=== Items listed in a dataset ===

=-=-=-=-=

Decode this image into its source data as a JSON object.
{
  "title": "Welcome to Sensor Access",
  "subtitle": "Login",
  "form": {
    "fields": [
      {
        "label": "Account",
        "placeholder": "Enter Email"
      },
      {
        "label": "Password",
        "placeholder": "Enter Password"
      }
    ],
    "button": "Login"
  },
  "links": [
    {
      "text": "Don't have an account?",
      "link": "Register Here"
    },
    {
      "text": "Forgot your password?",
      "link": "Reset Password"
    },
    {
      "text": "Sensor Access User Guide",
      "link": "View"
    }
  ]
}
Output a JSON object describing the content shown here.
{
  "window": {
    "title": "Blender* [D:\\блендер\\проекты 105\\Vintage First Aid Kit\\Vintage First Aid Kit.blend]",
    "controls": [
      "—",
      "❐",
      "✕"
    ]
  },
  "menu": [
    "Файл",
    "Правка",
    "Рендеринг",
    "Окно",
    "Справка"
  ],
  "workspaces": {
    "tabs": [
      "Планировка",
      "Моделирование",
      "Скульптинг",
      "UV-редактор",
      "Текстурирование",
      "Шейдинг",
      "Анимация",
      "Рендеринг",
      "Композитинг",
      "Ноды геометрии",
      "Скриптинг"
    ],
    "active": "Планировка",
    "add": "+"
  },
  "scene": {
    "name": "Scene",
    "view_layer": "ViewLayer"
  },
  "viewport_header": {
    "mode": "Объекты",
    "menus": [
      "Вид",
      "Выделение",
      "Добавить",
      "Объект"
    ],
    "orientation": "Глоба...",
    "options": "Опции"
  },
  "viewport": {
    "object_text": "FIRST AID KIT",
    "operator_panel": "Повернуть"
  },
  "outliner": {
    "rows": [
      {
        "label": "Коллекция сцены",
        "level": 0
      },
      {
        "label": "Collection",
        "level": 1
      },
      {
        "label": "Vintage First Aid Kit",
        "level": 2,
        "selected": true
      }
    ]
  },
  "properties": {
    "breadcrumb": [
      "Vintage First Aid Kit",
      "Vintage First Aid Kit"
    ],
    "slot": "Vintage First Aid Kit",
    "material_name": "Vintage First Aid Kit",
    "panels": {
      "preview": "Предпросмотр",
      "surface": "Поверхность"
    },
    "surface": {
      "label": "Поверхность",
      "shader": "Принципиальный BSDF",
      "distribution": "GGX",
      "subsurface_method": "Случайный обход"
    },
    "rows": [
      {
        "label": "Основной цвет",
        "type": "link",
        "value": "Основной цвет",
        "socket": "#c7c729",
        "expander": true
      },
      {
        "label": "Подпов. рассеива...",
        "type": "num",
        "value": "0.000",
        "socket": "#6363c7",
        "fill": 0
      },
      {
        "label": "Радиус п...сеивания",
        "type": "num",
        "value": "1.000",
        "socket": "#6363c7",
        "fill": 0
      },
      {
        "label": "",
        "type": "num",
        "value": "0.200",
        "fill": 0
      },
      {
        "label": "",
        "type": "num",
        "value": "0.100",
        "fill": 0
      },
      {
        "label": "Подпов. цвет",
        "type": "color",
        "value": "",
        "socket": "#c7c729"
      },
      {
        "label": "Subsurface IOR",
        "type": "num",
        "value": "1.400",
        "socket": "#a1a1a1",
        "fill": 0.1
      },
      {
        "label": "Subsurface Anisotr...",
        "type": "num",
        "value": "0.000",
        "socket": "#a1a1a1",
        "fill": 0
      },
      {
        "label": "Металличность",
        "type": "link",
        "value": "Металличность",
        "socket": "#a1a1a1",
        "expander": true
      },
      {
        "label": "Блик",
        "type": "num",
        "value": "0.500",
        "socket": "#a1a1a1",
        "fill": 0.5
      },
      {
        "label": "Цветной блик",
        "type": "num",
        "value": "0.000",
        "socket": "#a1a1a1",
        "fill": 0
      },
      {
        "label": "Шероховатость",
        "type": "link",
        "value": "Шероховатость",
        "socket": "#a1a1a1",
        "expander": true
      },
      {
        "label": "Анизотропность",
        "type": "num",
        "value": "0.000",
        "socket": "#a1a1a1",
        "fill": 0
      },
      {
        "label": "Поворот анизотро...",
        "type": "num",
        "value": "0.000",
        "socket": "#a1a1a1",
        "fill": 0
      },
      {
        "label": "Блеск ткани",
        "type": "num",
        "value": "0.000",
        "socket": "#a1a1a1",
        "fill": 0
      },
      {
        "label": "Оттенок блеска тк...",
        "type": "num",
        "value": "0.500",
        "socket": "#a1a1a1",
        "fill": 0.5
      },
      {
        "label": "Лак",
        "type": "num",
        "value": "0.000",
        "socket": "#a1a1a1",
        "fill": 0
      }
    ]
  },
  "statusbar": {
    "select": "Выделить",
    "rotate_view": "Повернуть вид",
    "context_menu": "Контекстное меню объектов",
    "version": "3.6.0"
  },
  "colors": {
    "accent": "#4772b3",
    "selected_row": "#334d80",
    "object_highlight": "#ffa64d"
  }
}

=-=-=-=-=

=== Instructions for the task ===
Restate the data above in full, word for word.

=== Solved problem ===
Decode this image into its source data as a JSON object.
{
  "title": "Welcome to Sensor Access",
  "subtitle": "Login",
  "form": {
    "fields": [
      {
        "label": "Account",
        "placeholder": "Enter Email"
      },
      {
        "label": "Password",
        "placeholder": "Enter Password"
      }
    ],
    "button": "Login"
  },
  "links": [
    {
      "text": "Don't have an account?",
      "link": "Register Here"
    },
    {
      "text": "Forgot your password?",
      "link": "Reset Password"
    },
    {
      "text": "Sensor Access User Guide",
      "link": "View"
    }
  ]
}
Output a JSON object describing the content shown here.
{
  "window": {
    "title": "Blender* [D:\\блендер\\проекты 105\\Vintage First Aid Kit\\Vintage First Aid Kit.blend]",
    "controls": [
      "—",
      "❐",
      "✕"
    ]
  },
  "menu": [
    "Файл",
    "Правка",
    "Рендеринг",
    "Окно",
    "Справка"
  ],
  "workspaces": {
    "tabs": [
      "Планировка",
      "Моделирование",
      "Скульптинг",
      "UV-редактор",
      "Текстурирование",
      "Шейдинг",
      "Анимация",
      "Рендеринг",
      "Композитинг",
      "Ноды геометрии",
      "Скриптинг"
    ],
    "active": "Планировка",
    "add": "+"
  },
  "scene": {
    "name": "Scene",
    "view_layer": "ViewLayer"
  },
  "viewport_header": {
    "mode": "Объекты",
    "menus": [
      "Вид",
      "Выделение",
      "Добавить",
      "Объект"
    ],
    "orientation": "Глоба...",
    "options": "Опции"
  },
  "viewport": {
    "object_text": "FIRST AID KIT",
    "operator_panel": "Повернуть"
  },
  "outliner": {
    "rows": [
      {
        "label": "Коллекция сцены",
        "level": 0
      },
      {
        "label": "Collection",
        "level": 1
      },
      {
        "label": "Vintage First Aid Kit",
        "level": 2,
        "selected": true
      }
    ]
  },
  "properties": {
    "breadcrumb": [
      "Vintage First Aid Kit",
      "Vintage First Aid Kit"
    ],
    "slot": "Vintage First Aid Kit",
    "material_name": "Vintage First Aid Kit",
    "panels": {
      "preview": "Предпросмотр",
      "surface": "Поверхность"
    },
    "surface": {
      "label": "Поверхность",
      "shader": "Принципиальный BSDF",
      "distribution": "GGX",
      "subsurface_method": "Случайный обход"
    },
    "rows": [
      {
        "label": "Основной цвет",
        "type": "link",
        "value": "Основной цвет",
        "socket": "#c7c729",
        "expander": true
      },
      {
        "label": "Подпов. рассеива...",
        "type": "num",
        "value": "0.000",
        "socket": "#6363c7",
        "fill": 0
      },
      {
        "label": "Радиус п...сеивания",
        "type": "num",
        "value": "1.000",
        "socket": "#6363c7",
        "fill": 0
      },
      {
        "label": "",
        "type": "num",
        "value": "0.200",
        "fill": 0
      },
      {
        "label": "",
        "type": "num",
        "value": "0.100",
        "fill": 0
      },
      {
        "label": "Подпов. цвет",
        "type": "color",
        "value": "",
        "socket": "#c7c729"
      },
      {
        "label": "Subsurface IOR",
        "type": "num",
        "value": "1.400",
        "socket": "#a1a1a1",
        "fill": 0.1
      },
      {
        "label": "Subsurface Anisotr...",
        "type": "num",
        "value": "0.000",
        "socket": "#a1a1a1",
        "fill": 0
      },
      {
        "label": "Металличность",
        "type": "link",
        "value": "Металличность",
        "socket": "#a1a1a1",
        "expander": true
      },
      {
        "label": "Блик",
        "type": "num",
        "value": "0.500",
        "socket": "#a1a1a1",
        "fill": 0.5
      },
      {
        "label": "Цветной блик",
        "type": "num",
        "value": "0.000",
        "socket": "#a1a1a1",
        "fill": 0
      },
      {
        "label": "Шероховатость",
        "type": "link",
        "value": "Шероховатость",
        "socket": "#a1a1a1",
        "expander": true
      },
      {
        "label": "Анизотропность",
        "type": "num",
        "value": "0.000",
        "socket": "#a1a1a1",
        "fill": 0
      },
      {
        "label": "Поворот анизотро...",
        "type": "num",
        "value": "0.000",
        "socket": "#a1a1a1",
        "fill": 0
      },
      {
        "label": "Блеск ткани",
        "type": "num",
        "value": "0.000",
        "socket": "#a1a1a1",
        "fill": 0
      },
      {
        "label": "Оттенок блеска тк...",
        "type": "num",
        "value": "0.500",
        "socket": "#a1a1a1",
        "fill": 0.5
      },
      {
        "label": "Лак",
        "type": "num",
        "value": "0.000",
        "socket": "#a1a1a1",
        "fill": 0
      }
    ]
  },
  "statusbar": {
    "select": "Выделить",
    "rotate_view": "Повернуть вид",
    "context_menu": "Контекстное меню объектов",
    "version": "3.6.0"
  },
  "colors": {
    "accent": "#4772b3",
    "selected_row": "#334d80",
    "object_highlight": "#ffa64d"
  }
}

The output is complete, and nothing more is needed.